- _Problem details_
Could you please find each line in the records that contains the word "Evidence" and copy it?

----

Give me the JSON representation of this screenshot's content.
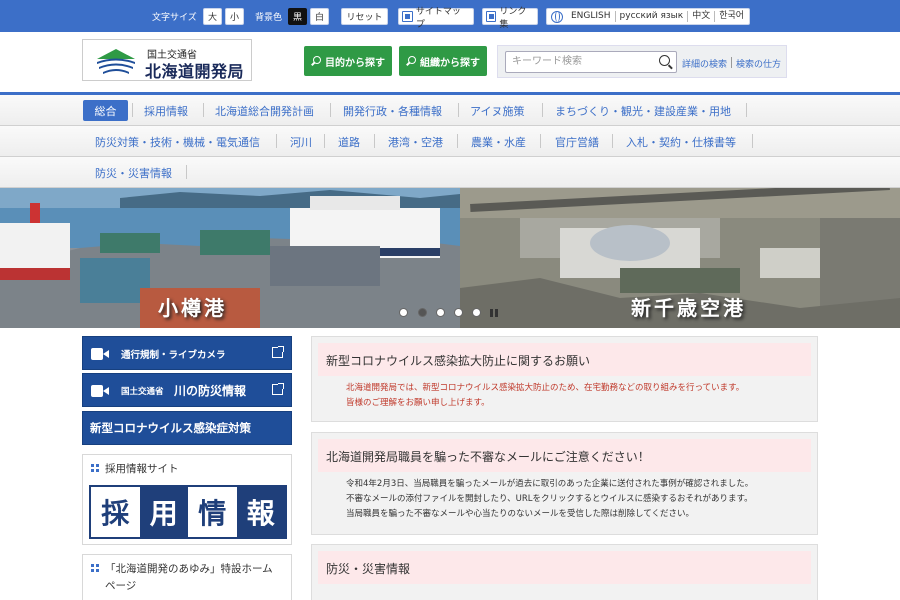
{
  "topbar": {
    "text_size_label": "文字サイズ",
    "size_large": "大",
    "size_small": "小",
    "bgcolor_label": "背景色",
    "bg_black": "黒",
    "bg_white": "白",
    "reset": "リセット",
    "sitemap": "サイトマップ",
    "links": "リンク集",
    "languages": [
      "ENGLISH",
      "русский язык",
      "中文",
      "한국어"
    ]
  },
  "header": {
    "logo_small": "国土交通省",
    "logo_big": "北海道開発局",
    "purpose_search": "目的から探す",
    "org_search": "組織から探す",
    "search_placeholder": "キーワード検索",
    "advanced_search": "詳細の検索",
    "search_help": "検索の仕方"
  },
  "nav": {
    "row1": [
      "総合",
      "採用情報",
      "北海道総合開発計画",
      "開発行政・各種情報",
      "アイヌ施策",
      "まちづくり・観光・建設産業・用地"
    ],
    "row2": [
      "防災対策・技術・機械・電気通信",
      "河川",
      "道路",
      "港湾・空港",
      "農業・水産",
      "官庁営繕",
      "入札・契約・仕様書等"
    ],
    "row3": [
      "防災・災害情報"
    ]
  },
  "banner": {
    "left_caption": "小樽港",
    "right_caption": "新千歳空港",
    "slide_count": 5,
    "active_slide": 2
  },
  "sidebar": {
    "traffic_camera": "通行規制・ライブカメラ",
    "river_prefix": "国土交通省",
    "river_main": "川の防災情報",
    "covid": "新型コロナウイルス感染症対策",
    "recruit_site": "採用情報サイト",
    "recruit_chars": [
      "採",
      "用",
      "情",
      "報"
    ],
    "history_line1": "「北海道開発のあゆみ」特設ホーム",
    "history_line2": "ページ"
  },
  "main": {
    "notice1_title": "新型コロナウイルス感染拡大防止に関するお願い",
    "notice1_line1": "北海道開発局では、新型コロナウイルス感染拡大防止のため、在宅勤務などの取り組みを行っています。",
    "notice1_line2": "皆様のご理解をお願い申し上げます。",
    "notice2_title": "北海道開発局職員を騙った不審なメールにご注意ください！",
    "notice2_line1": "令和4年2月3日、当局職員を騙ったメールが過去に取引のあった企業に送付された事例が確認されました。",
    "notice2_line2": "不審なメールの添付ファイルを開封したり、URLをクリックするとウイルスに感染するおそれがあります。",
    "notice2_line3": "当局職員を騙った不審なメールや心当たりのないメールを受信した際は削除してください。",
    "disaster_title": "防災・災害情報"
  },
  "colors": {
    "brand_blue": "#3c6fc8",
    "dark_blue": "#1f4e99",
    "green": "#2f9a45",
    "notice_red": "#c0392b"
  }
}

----

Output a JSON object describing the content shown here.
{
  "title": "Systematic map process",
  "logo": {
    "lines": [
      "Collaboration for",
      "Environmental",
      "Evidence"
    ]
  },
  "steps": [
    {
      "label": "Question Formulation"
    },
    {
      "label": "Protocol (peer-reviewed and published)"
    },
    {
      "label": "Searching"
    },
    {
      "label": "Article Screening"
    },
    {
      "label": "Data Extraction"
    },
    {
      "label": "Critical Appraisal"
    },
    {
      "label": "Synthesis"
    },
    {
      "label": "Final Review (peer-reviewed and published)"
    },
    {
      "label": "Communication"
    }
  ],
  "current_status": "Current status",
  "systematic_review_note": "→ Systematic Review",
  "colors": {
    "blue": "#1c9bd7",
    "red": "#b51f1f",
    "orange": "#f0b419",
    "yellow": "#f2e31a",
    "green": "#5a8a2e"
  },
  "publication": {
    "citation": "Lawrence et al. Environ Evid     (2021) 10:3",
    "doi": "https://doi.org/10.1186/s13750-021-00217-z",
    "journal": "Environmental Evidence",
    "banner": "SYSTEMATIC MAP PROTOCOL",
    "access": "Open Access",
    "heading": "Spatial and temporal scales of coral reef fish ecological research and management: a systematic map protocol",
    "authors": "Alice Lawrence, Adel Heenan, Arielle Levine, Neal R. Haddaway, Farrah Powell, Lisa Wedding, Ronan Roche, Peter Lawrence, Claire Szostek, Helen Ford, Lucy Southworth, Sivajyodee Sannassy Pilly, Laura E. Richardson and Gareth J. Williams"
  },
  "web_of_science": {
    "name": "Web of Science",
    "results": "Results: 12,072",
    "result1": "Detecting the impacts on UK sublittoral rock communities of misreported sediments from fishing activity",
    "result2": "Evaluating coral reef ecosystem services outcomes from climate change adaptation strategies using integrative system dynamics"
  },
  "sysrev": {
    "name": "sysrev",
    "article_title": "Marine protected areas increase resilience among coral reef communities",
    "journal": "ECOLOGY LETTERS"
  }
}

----

- _Completed exercise_
      "Evidence"
    "journal": "Environmental Evidence",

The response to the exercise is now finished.